┌─ RECORD SET

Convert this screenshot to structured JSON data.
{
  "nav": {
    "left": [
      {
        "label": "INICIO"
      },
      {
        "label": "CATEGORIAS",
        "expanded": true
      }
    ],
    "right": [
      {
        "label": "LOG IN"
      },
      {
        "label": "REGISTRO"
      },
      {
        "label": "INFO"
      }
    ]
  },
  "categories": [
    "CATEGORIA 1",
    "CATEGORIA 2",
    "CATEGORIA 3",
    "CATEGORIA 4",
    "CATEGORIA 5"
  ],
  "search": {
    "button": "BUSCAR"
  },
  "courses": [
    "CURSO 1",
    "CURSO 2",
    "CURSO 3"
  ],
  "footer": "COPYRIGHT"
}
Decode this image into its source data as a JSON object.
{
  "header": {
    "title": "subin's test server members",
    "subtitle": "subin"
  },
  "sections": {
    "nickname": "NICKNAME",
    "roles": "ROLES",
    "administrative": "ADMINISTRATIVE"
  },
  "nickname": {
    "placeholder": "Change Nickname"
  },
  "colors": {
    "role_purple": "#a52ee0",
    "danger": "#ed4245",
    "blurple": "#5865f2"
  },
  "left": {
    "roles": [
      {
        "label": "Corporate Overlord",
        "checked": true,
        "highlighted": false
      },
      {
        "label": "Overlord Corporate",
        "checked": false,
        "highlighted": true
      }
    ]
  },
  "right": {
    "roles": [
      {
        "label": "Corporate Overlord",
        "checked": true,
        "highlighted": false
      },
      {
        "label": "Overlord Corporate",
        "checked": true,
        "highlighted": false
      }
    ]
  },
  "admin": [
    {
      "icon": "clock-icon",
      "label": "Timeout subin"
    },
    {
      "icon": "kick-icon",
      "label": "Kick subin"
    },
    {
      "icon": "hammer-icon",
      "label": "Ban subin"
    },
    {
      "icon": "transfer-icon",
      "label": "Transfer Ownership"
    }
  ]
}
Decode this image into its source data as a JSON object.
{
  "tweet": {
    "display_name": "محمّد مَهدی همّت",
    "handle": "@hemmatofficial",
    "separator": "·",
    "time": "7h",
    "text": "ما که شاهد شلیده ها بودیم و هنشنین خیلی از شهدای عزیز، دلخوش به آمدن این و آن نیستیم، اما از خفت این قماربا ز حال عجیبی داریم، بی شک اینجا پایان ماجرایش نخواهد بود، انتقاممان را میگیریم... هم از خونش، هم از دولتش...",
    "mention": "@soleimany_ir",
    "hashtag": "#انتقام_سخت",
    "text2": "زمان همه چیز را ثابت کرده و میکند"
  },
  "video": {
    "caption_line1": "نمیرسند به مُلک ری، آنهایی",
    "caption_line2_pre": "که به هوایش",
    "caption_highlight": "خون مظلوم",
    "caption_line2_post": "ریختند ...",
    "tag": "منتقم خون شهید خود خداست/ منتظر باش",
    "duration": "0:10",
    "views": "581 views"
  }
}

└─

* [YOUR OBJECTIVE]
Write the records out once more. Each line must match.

* [FINISHED EXERCISE]
Convert this screenshot to structured JSON data.
{
  "nav": {
    "left": [
      {
        "label": "INICIO"
      },
      {
        "label": "CATEGORIAS",
        "expanded": true
      }
    ],
    "right": [
      {
        "label": "LOG IN"
      },
      {
        "label": "REGISTRO"
      },
      {
        "label": "INFO"
      }
    ]
  },
  "categories": [
    "CATEGORIA 1",
    "CATEGORIA 2",
    "CATEGORIA 3",
    "CATEGORIA 4",
    "CATEGORIA 5"
  ],
  "search": {
    "button": "BUSCAR"
  },
  "courses": [
    "CURSO 1",
    "CURSO 2",
    "CURSO 3"
  ],
  "footer": "COPYRIGHT"
}
Decode this image into its source data as a JSON object.
{
  "header": {
    "title": "subin's test server members",
    "subtitle": "subin"
  },
  "sections": {
    "nickname": "NICKNAME",
    "roles": "ROLES",
    "administrative": "ADMINISTRATIVE"
  },
  "nickname": {
    "placeholder": "Change Nickname"
  },
  "colors": {
    "role_purple": "#a52ee0",
    "danger": "#ed4245",
    "blurple": "#5865f2"
  },
  "left": {
    "roles": [
      {
        "label": "Corporate Overlord",
        "checked": true,
        "highlighted": false
      },
      {
        "label": "Overlord Corporate",
        "checked": false,
        "highlighted": true
      }
    ]
  },
  "right": {
    "roles": [
      {
        "label": "Corporate Overlord",
        "checked": true,
        "highlighted": false
      },
      {
        "label": "Overlord Corporate",
        "checked": true,
        "highlighted": false
      }
    ]
  },
  "admin": [
    {
      "icon": "clock-icon",
      "label": "Timeout subin"
    },
    {
      "icon": "kick-icon",
      "label": "Kick subin"
    },
    {
      "icon": "hammer-icon",
      "label": "Ban subin"
    },
    {
      "icon": "transfer-icon",
      "label": "Transfer Ownership"
    }
  ]
}
Decode this image into its source data as a JSON object.
{
  "tweet": {
    "display_name": "محمّد مَهدی همّت",
    "handle": "@hemmatofficial",
    "separator": "·",
    "time": "7h",
    "text": "ما که شاهد شلیده ها بودیم و هنشنین خیلی از شهدای عزیز، دلخوش به آمدن این و آن نیستیم، اما از خفت این قماربا ز حال عجیبی داریم، بی شک اینجا پایان ماجرایش نخواهد بود، انتقاممان را میگیریم... هم از خونش، هم از دولتش...",
    "mention": "@soleimany_ir",
    "hashtag": "#انتقام_سخت",
    "text2": "زمان همه چیز را ثابت کرده و میکند"
  },
  "video": {
    "caption_line1": "نمیرسند به مُلک ری، آنهایی",
    "caption_line2_pre": "که به هوایش",
    "caption_highlight": "خون مظلوم",
    "caption_line2_post": "ریختند ...",
    "tag": "منتقم خون شهید خود خداست/ منتظر باش",
    "duration": "0:10",
    "views": "581 views"
  }
}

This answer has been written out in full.